#### [Problem details]
For the entries below, report every line that includes the word "nhận".

#### [Exercise input]
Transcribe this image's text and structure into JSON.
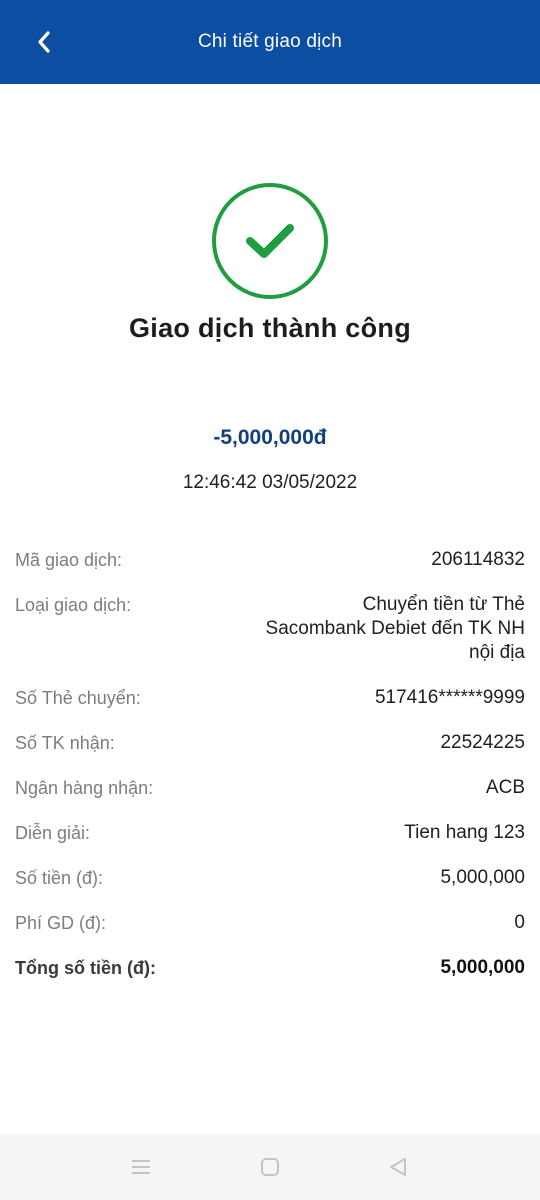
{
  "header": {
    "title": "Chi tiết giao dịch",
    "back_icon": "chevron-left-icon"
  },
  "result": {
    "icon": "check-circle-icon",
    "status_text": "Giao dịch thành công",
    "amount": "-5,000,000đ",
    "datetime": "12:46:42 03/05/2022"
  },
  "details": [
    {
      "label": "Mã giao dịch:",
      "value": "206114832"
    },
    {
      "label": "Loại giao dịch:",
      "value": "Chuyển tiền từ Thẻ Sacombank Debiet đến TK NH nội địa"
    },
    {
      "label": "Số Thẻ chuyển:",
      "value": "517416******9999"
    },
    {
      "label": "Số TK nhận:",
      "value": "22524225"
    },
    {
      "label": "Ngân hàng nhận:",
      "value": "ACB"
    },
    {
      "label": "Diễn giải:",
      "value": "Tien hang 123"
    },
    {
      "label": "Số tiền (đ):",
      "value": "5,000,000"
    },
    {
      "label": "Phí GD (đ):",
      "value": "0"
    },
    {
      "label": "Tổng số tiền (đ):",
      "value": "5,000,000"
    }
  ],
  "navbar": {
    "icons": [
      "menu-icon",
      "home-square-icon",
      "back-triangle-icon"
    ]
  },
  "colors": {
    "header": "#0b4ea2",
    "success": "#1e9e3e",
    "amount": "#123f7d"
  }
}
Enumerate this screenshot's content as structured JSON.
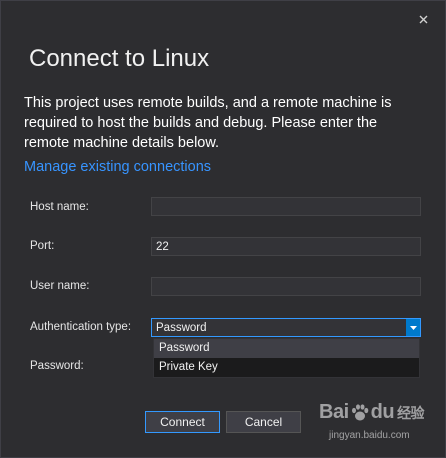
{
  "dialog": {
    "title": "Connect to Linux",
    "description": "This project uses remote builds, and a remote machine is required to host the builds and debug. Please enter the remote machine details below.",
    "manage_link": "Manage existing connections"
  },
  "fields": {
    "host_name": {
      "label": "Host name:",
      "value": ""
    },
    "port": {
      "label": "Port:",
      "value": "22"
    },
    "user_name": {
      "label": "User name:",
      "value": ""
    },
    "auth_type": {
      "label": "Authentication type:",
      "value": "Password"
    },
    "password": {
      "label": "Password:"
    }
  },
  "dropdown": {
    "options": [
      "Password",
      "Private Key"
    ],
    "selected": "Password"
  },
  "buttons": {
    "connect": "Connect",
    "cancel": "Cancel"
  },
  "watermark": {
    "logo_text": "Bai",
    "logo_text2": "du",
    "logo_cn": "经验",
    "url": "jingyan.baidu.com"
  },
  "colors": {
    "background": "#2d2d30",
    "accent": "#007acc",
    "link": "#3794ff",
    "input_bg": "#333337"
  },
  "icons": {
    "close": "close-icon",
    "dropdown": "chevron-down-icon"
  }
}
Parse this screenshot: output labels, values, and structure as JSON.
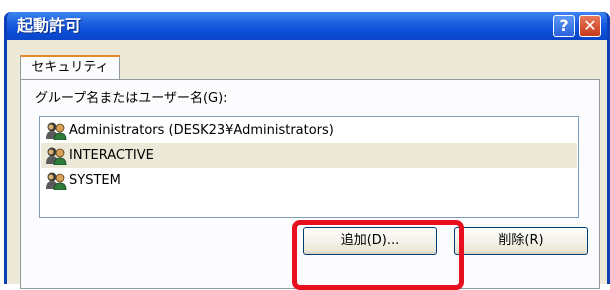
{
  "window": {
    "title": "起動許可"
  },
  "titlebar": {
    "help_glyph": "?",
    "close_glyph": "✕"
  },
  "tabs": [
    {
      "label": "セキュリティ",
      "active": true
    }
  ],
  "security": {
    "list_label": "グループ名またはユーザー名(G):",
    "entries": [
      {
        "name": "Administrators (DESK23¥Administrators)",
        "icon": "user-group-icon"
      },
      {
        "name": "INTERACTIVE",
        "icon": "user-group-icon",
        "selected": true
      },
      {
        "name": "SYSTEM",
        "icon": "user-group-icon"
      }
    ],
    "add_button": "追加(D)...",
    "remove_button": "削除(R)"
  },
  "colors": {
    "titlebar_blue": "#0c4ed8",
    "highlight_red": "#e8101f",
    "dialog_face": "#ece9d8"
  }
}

#### [Response to the exercise]
      "label": "Số TK nhận:",
      "label": "Ngân hàng nhận:",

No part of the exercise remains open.